Historic changes are transforming the lives of people in the developed countries and most developing ones. National economies and even national cultures are globalizing. Globalization means more competition, not just with other companies in the same city or the same region. Globalization also means that national borders do not limit a nation’s investment, production, and innovation. Everything, including relations among family and friends, is rapidly becoming organized around a much more compressed view of space and time. Companies in Europe, the United States, and Japan can produce chips in Singapore, keypunch data in India or the Peoples’ Republic of China, out source clerical work to Ireland or Mexico, and sell worldwide, barely concerned about the long distances or the variety of cultures involved. Swatch now sells a watch that tells “Internet time,” a continuous time that is the same everywhere in the world. Even children watching television or listening to radio are re-conceptualizing their “world,” in terms of the meanings that they attach to music, the environment, sports, or race and ethnicity.

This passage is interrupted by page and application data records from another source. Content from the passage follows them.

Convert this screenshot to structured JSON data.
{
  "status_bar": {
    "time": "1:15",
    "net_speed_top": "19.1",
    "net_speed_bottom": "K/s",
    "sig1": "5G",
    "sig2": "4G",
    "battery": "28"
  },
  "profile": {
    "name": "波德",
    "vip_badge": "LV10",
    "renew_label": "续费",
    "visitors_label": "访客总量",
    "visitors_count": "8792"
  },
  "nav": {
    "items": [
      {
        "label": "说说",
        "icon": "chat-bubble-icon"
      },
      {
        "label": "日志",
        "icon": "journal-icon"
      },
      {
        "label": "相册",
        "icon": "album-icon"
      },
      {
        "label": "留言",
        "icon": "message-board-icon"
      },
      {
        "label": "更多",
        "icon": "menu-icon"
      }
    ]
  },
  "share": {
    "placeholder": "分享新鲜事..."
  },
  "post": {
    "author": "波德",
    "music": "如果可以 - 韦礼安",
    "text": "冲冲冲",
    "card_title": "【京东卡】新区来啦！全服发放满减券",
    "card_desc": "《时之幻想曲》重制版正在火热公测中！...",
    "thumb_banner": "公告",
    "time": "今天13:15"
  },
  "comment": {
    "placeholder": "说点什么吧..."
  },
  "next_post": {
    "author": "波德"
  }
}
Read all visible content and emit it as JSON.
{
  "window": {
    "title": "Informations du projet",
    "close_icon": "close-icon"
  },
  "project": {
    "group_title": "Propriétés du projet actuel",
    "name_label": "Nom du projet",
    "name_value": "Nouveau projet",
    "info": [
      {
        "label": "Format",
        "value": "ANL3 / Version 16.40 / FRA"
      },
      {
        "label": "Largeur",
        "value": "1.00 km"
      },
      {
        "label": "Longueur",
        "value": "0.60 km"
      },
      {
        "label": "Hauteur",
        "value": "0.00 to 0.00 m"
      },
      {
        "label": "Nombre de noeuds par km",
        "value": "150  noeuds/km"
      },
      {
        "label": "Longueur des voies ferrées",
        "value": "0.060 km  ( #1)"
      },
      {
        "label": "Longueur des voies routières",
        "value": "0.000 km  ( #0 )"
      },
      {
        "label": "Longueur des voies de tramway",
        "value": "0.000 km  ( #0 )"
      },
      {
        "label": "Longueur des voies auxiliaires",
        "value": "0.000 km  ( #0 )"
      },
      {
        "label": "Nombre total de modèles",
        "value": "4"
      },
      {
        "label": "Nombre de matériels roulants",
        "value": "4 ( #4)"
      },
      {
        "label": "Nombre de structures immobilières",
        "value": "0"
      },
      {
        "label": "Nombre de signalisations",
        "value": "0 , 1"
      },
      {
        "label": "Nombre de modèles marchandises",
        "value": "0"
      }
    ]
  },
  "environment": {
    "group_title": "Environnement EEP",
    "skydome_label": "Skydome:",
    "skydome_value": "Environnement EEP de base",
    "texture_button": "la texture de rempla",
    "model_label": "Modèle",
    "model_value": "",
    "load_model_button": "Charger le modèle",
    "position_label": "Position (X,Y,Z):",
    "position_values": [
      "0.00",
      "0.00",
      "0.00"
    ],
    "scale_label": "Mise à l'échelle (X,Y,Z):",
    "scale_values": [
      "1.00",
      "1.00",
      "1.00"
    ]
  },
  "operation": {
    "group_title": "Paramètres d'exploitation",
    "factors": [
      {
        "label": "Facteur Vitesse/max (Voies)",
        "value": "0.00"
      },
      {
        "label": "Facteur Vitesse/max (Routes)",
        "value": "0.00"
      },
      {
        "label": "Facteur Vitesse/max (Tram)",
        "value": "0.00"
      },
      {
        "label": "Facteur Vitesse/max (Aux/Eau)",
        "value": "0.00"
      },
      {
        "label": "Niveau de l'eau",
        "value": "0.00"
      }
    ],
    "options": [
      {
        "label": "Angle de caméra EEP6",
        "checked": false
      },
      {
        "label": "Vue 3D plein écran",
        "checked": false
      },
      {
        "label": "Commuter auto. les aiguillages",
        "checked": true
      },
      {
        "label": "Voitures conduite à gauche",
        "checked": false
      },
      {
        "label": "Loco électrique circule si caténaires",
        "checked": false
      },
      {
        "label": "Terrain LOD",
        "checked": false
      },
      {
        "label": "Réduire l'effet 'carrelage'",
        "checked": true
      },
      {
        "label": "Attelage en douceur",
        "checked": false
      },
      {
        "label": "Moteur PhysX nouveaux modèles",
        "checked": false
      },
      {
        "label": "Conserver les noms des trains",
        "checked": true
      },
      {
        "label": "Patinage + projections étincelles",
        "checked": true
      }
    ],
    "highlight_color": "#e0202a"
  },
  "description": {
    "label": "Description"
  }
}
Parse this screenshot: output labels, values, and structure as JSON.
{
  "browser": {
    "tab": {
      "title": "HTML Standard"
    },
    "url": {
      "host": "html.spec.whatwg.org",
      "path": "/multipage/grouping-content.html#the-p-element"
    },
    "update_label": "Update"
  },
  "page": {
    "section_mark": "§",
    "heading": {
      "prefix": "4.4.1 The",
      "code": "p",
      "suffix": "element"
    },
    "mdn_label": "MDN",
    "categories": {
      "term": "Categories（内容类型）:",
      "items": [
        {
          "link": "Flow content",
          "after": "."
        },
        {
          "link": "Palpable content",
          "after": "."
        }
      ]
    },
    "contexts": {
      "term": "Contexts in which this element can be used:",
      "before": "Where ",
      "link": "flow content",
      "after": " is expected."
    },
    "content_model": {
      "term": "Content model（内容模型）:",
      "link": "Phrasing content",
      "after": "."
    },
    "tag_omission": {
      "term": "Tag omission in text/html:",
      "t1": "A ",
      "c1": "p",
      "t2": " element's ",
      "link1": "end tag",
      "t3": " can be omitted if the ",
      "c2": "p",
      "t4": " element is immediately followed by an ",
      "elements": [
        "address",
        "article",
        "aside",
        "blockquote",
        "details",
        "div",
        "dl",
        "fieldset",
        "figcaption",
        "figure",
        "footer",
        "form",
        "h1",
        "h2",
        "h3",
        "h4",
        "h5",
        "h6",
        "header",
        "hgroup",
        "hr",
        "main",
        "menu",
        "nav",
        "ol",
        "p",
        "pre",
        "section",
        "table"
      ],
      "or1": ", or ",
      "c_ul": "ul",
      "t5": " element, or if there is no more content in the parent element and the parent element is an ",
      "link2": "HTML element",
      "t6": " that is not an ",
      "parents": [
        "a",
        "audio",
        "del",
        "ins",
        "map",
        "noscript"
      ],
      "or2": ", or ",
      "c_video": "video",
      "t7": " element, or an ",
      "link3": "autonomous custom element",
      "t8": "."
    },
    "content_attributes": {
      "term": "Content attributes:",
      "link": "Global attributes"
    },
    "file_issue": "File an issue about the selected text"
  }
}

Two of the main bases of globalization are information and innovation, and they, in turn, are highly knowledge intensive. Internationalized and fast-growing information industries produce knowledge goods and services. Today’s massive movements of capital depend on information, communication, and knowledge in global markets. And because knowledge is highly portable, it lends itself easily to globalization.